Appearance: Hickory has an eye-catching grain and is a very durable wood.  Its color, which varies from cream colors to brown, turns more amber over time. Hickory is one of the  heaviest of American hardwoods.  Grain: High in character, with ingrown bark and mineral streaks. Most commonly used in flooring as end-grain block, which has […]


Appearance: Heartwood is creamy white to light reddish brown; sapwood is pale to creamy white.  Grain: Closed, subdued grain, with medium figuring and uniform texture. Occasionally shows quilted, fiddleback, curly or bird’s-eye figuring. Figured boards often culled during grading and sold at a premium. Has a medium to high iridescent luster. Hardness: Janka: 1450; (12% […]

Red Oak

Appearance: Heartwood and sapwood are similar, with sapwood lighter in color; most pieces have a reddish tone. Slightly redder than white oak. Grain: Open, slightly coarser (more porous) than white oak. Plain sawn boards have a plumed or flared grain appearance; rift sawn has a tighter grain pattern, low figuring; quarter sawn has a flake […]

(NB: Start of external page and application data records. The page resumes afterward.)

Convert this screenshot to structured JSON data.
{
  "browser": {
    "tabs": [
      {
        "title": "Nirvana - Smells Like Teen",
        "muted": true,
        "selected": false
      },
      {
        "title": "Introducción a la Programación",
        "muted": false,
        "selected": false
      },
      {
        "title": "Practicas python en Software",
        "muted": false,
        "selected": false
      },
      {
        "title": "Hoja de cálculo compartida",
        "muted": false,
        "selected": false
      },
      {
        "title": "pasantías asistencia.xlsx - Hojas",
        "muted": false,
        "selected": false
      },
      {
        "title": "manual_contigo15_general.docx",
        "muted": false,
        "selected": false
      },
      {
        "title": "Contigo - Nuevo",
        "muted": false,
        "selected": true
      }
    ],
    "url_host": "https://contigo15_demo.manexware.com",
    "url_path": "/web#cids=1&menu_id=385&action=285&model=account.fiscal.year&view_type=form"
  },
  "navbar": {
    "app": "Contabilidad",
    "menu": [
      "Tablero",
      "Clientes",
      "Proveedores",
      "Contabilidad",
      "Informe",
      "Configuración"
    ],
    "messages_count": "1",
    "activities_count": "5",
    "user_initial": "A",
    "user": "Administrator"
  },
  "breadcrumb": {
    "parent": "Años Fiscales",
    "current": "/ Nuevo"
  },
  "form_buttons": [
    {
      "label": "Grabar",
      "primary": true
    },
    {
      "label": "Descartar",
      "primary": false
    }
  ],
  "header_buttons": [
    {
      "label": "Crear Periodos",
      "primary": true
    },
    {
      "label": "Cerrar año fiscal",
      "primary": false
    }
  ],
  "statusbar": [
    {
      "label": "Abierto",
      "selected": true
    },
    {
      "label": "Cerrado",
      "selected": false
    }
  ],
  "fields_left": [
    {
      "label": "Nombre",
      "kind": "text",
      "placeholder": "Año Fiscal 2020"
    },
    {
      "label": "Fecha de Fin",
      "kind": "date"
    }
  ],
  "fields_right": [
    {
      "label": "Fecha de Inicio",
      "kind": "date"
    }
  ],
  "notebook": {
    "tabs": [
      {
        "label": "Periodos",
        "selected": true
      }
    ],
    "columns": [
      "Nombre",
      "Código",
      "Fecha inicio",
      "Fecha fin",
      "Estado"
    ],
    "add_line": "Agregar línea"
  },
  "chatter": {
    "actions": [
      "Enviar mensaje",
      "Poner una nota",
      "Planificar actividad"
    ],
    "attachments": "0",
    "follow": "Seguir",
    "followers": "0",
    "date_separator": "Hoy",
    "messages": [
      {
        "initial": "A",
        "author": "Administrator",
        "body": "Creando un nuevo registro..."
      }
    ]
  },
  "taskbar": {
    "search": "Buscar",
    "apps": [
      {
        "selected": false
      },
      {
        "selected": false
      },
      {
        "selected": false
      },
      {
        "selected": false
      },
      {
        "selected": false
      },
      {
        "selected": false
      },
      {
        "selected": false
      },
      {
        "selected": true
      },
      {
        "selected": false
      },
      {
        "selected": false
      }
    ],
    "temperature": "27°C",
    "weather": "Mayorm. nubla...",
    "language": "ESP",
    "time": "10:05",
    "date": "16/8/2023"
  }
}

White Oak

Appearance: Heartwood is light brown; some boards may have a pinkish tint or a slight grayish cast. Sapwood is white to cream. Grain: Open, with longer rays than red oak. Occasional crotches, swirls and burls. Plain sawn boards have a plumed or flared grain appearance; rift sawn has a tighter grain pattern, low figuring; quarter […]

Engineered Wood Floor

Engineered Wood Flooring is a product that consists of layers of wood press-glued together, with the grains running in different directions. This makes the wood more dimensionally stable than solid wood floors and slightly more resistant to moisture. There is a top layer of “finish” wood (usually 1/16” to 1/8” thick) that is glued to […]

Laminate Floor

Laminate Flooring is not engineered wood. To make laminate floors, the manufacturer takes several synthetic and natural materials (such as resin and wood fiber) and compacts them under high pressure. An image of wood patterns is printed on the surface to make it appear like wood. The flooring is then cut into planks, with tongue […]